Toyota has announced a recall affecting approximately 615,000 Sienna minivans due to a possible rollaway risk. All of the vehicles in question are from the 2004, 2005, 2007, 2008 and 2009 model years.
Toyota is recalling sixteen models from the 2009 to 2013 model years over a potential issue with passenger seat airbag calibration. In spite of the large number of different Toyotas covered by the recall, just 3,235 units are included. These were vehicles installed with accessories like leather seat covers and headrest DVD systems by Southeast Toyota Distributors, and during the modifications the passenger seat occupant sensor system might not have been calibration tested. If the sensors aren't
According to a report from Automotive News, Toyota is recalling more than 200,000 Sienna minivans from the 2011 and 2012 model years. But before you start worrying about reading the words 'Toyota' and 'recall' in the same sentence, know that this is for a very, very minor issue.
Toyota is recalling 106,000 Prius models built between 2001 and 2003. A total of 52,000 of those units were sold in the States.
2011 Toyota Sienna – Click above for high-res image gallery
Toyota knows that it's got a problem with the Sienna minivan's doors. The Japanese automaker issued a "warranty enhancement" for the Sienna's front doors back in October to deal with complaints that they wouldn't stay open. They're now covered under warranty for five years or 100,000 miles. Apparently some rear liftgates have a similar problem of not staying open or being difficult to open in the first place. While a rear liftgate closign on your head is not life threatening, Toyota says it's aw

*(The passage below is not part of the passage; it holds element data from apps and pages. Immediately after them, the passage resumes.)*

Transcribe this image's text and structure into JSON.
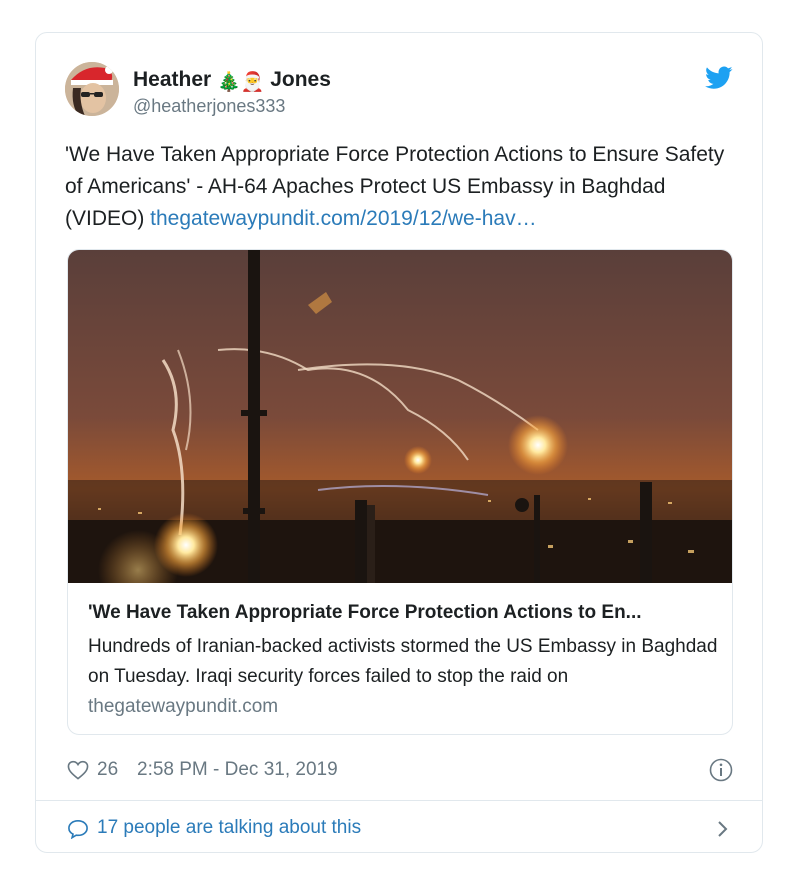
{
  "tweet": {
    "author": {
      "name_first": "Heather",
      "name_emoji": "🎄🎅",
      "name_last": "Jones",
      "handle": "@heatherjones333"
    },
    "text": "'We Have Taken Appropriate Force Protection Actions to Ensure Safety of Americans' - AH-64 Apaches Protect US Embassy in Baghdad (VIDEO) ",
    "link_text": "thegatewaypundit.com/2019/12/we-hav…",
    "card": {
      "title": "'We Have Taken Appropriate Force Protection Actions to En...",
      "description": "Hundreds of Iranian-backed activists stormed the US Embassy in Baghdad on Tuesday. Iraqi security forces failed to stop the raid on",
      "domain": "thegatewaypundit.com",
      "image_icon": "night-flares-photo"
    },
    "likes": "26",
    "timestamp": "2:58 PM - Dec 31, 2019",
    "talking": "17 people are talking about this"
  },
  "icons": {
    "brand": "twitter-bird-icon",
    "like": "heart-icon",
    "info": "info-icon",
    "reply": "speech-bubble-icon",
    "more": "chevron-right-icon"
  },
  "colors": {
    "link": "#2b7bb9",
    "brand": "#1da1f2",
    "muted": "#697882",
    "border": "#e1e8ed"
  }
}
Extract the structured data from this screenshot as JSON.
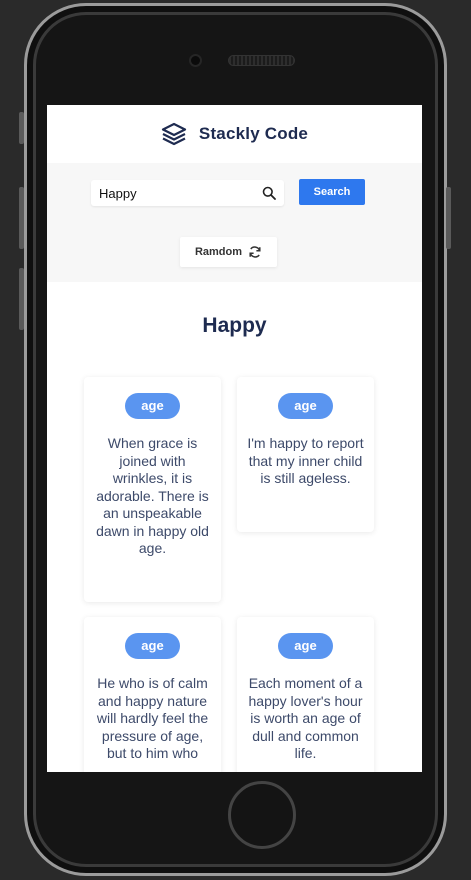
{
  "header": {
    "brand": "Stackly Code",
    "logo_icon": "layers-icon"
  },
  "search": {
    "value": "Happy",
    "button_label": "Search",
    "icon": "search-icon"
  },
  "random": {
    "label": "Ramdom",
    "icon": "refresh-icon"
  },
  "result_heading": "Happy",
  "quotes": [
    {
      "tag": "age",
      "text": "When grace is joined with wrinkles, it is adorable. There is an unspeakable dawn in happy old age."
    },
    {
      "tag": "age",
      "text": "I'm happy to report that my inner child is still ageless."
    },
    {
      "tag": "age",
      "text": "He who is of calm and happy nature will hardly feel the pressure of age, but to him who"
    },
    {
      "tag": "age",
      "text": "Each moment of a happy lover's hour is worth an age of dull and common life."
    }
  ],
  "colors": {
    "brand_text": "#1e2b50",
    "accent": "#2e78ee",
    "tag": "#5a95f0",
    "band": "#f7f7f7"
  }
}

The hits just keep coming for Toyota Motor Co. After a pair of new problems with its all-important Tundra pickup were brought to light this week, a reader sent us a link to this article in the Milwaukee Journal Sentinel that reveals the automaker will voluntarily fix the front doors on 600,000 units of its Sienna minivan (current model shown above) built between 2004 and 2006. Apparently there may be an issue with the door check mounting panel on both of the minivan's front doors. The door check